◆ TASK REQUIREMENTS
Establish how many lines in the material below include the word "Page", then give the count alone.
----------------
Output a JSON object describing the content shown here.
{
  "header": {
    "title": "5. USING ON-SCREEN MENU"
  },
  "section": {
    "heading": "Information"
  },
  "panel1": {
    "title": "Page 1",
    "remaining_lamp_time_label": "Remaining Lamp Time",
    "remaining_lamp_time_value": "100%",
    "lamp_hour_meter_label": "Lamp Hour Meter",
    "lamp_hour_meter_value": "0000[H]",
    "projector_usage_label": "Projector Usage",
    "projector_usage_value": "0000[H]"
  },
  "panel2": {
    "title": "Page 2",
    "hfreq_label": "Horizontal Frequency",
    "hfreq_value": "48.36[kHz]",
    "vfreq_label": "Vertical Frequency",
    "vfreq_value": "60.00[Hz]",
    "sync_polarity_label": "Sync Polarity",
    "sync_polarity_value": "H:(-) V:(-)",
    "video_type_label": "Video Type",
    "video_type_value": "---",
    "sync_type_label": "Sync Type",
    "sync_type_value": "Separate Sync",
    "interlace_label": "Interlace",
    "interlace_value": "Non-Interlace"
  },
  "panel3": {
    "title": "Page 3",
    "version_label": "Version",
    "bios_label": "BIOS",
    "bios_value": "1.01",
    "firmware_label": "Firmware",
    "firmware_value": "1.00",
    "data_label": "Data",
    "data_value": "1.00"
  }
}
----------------
◆ ANSWER FOR THE TASK
3